What the Lord says about Sennacherib is clearly a rebuke which would have hit hard in the arrogant heart of Sennacherib, Isaiah 37:21-38.

Sennacherib, who was so arrogant and full of pride had been ridiculing Judah because their army, who were hiding behind the walls of Jerusalem was so small compared to his. The way God felt towards Sennacherib and his army should have been the way Judah felt towards them.

Notice that Sennacherib’s views against Judah were actually viewed as against the God of all creation. He is the Holy One of Israel, Isaiah 5:24 / Isaiah 30:12. God says He will turn Sennacherib back to where he came from, Isaiah 10:12-19. When this prophecy was fulfilled, Judah would then know that God was still with them.

Judah has obviously been trapped inside the city walls of Jerusalem for some time and as a result they haven’t been able to plant any food in the fields. However, as these words were being spoken, plants that grow by themselves, would provide the food they needed, when the Assyrian army had left.

This harvesting of these self growing plants would continue into the second year, because of what was happening and in the third year, they would be able to get back to farming on their own. Those who survived in Jerusalem would be the remnant of Israel that would repopulate the land.

Why did God make these promises to Hezekiah? Simply because of God’s own sake and for the sake of David, 2 Samuel 7:10-16. In other words, because God promised David that the Messiah, who would sit on David’s throne, would come through him.

‘That night the angel of the LORD went out and put to death a hundred and eighty-five thousand in the Assyrian camp. When the people got up the next morning—there were all the dead bodies! So Sennacherib king of Assyria broke camp and withdrew. He returned to Nineveh and stayed there. One day, while he was worshiping in the temple of his god Nisrok, his sons Adrammelek and Sharezer killed him with the sword, and they escaped to the land of Ararat. And Esarhaddon his son succeeded him as king.’ 2 Kings 19:35-37

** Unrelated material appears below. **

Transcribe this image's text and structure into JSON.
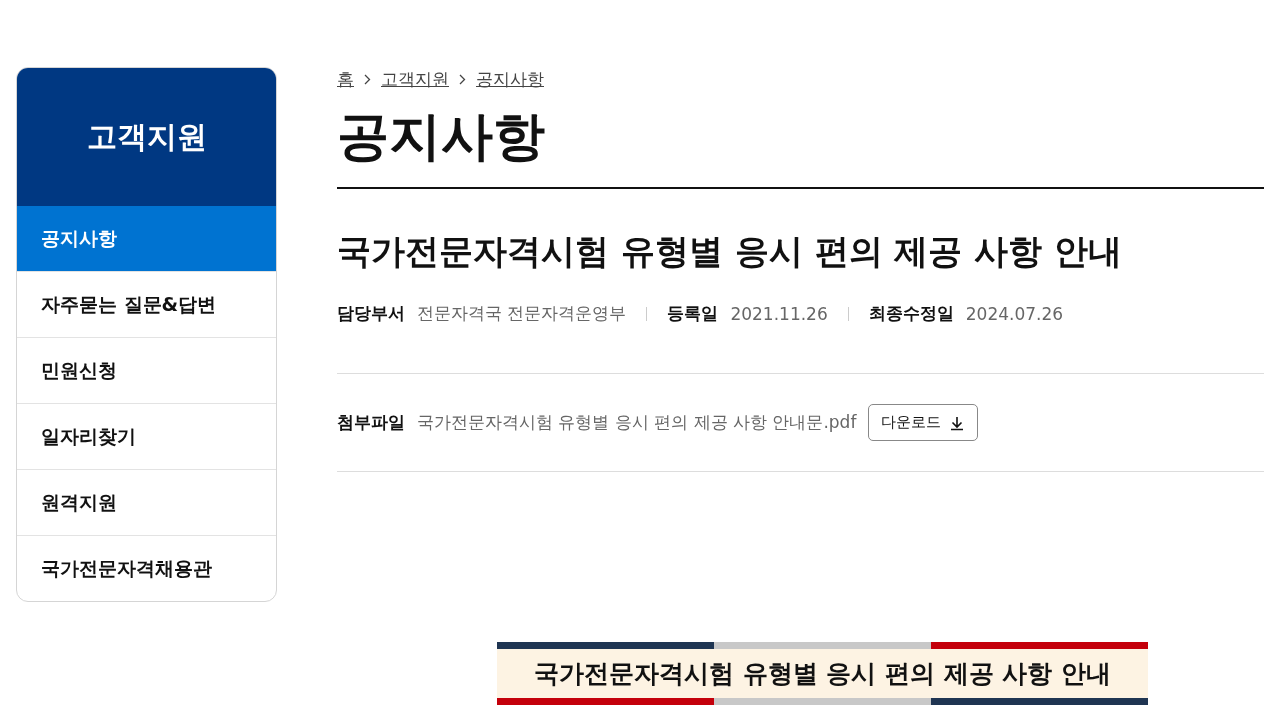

If these verses don’t put the fear of God in people I don’t know what will. Here we find the angel of the Lord, Genesis 16:7 / Exodus 3:2 / Zechariah 1:12, that is just one angel totally wiping out one hundred and eighty-five thousand, of God’s enemies in just one night.

God decided enough was enough and sent his angel to deal with the Assyrian army. We know it happened all in one night because in the morning, when the people woke up, they saw all the dead bodies.

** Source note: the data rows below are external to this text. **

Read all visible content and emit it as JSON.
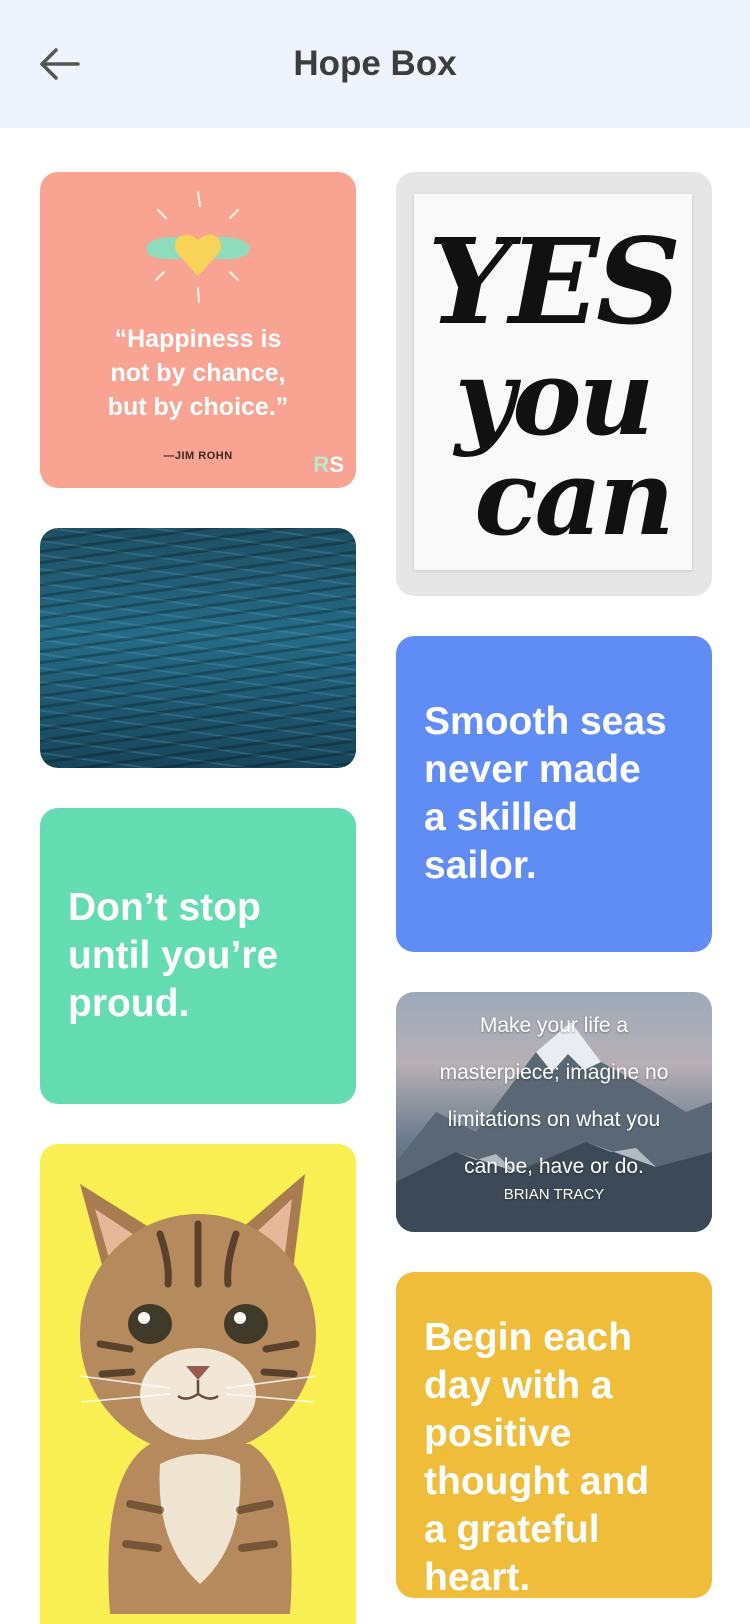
{
  "header": {
    "title": "Hope Box",
    "back_icon": "arrow-left-icon"
  },
  "colors": {
    "header_bg": "#eef3fd",
    "salmon": "#f9a392",
    "blue": "#608cf5",
    "green": "#64dcb1",
    "yellow": "#f0bd3a",
    "kitten_bg": "#f9ef52"
  },
  "cards": {
    "happiness": {
      "quote_line1": "“Happiness is",
      "quote_line2": "not by chance,",
      "quote_line3": "but by choice.”",
      "author": "—JIM ROHN",
      "logo_r": "R",
      "logo_s": "S"
    },
    "yes_you_can": {
      "word1": "YES",
      "word2": "you",
      "word3": "can"
    },
    "smooth_seas": {
      "line1": "Smooth seas",
      "line2": "never made",
      "line3": "a skilled",
      "line4": "sailor."
    },
    "dont_stop": {
      "line1": "Don’t stop",
      "line2": "until you’re",
      "line3": "proud."
    },
    "masterpiece": {
      "line1": "Make your life a",
      "line2": "masterpiece; imagine no",
      "line3": "limitations on what you",
      "line4": "can be, have or do.",
      "author": "BRIAN TRACY"
    },
    "begin_each_day": {
      "line1": "Begin each",
      "line2": "day with a",
      "line3": "positive",
      "line4": "thought and",
      "line5": "a grateful",
      "line6": "heart."
    }
  }
}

Sennacherib returned to Nineveh but notice the text doesn’t tell us he was killed immediately, according to Assyrian history, he was killed around twenty years after he returned to Nineveh.

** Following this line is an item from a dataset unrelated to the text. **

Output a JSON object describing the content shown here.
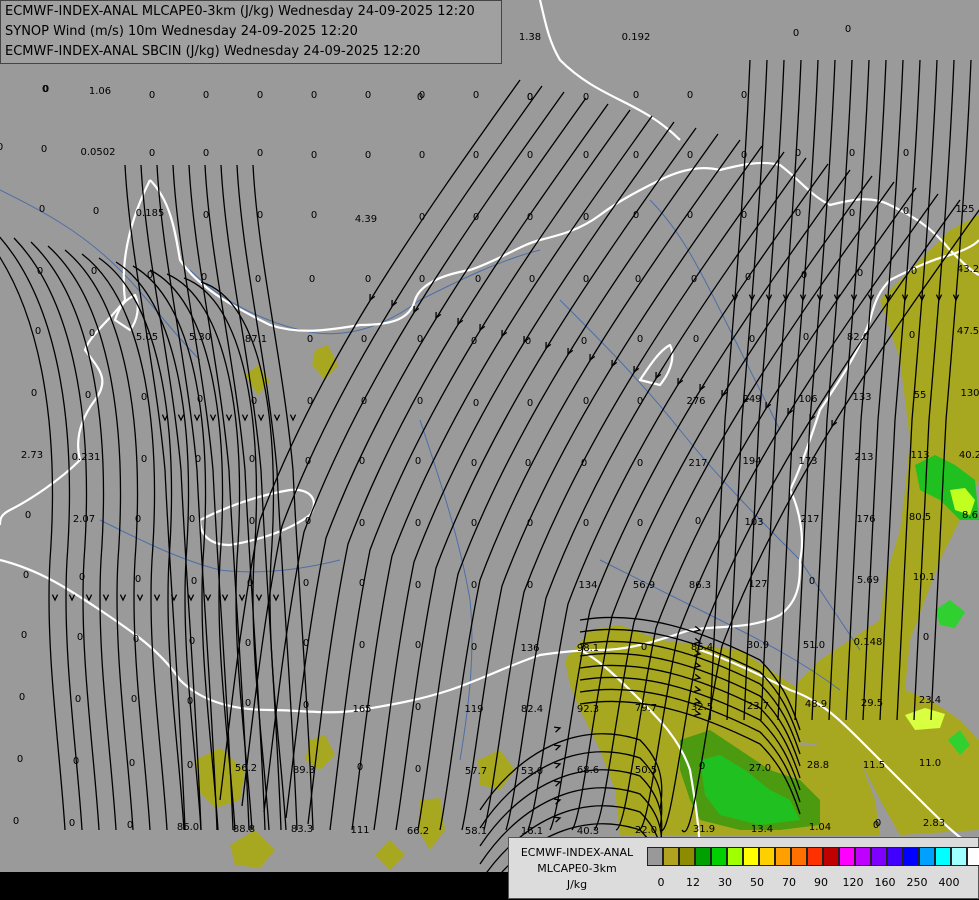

He was killed by his sons, Adrammelek and Sharezer, 2 Chronicles 32:20-21. They flee to Ararat and Esarhaddon another son of Sennacherib now becomes king of Assyria.

Annals Of Sennacherib

In the British Museum we can see ‘the Annals of Sennacherib’ also called ‘the Taylor Prism.’ Sennacherib, 705-681 B.C., was an Assyrian king noted for his campaigns against Judah. The prism was found at Nineveh in 1830. The best-known passage on this prism describes that because Hezekiah had not submitted to the Assyrian ‘yoke,’

Sennacherib laid siege to forty-six fortified Judean cities, deported 200,150 people, and shut up Hezekiah in Jerusalem ‘like a caged bird.’

It reads, ‘As to Hezekiah, the Jew, he did not submit to my yoke, I lay siege to 46 of his strong cities, walled forts and to the countless small villages in their vicinity, and conquered them by means of well-stamped earth-ramps, and battering-rams brought thus near to the walls combined with the attack by foot soldiers, using mines, breeches as well as sapper work. I drove out of them 200,150 people, young and old, male and female, horses, mules, donkeys, camels, big and small cattle beyond counting, and considered them booty. Himself I made a prisoner in Jerusalem, his royal residence, like a bird in a cage.’

The prism tacitly agrees with the Biblical version by making no claim that Jerusalem was taken, Isaiah 36-37 / 2 Kings 18-19. The Greek historian Herodotus tells of ‘field mice’ eating ‘leather handles, quivers and bow strings’ of the Assyrian army.

Go To 2 Kings 20


"Now faith is being sure of what we hope for and certain of what we do not see."

Hebrews 11:1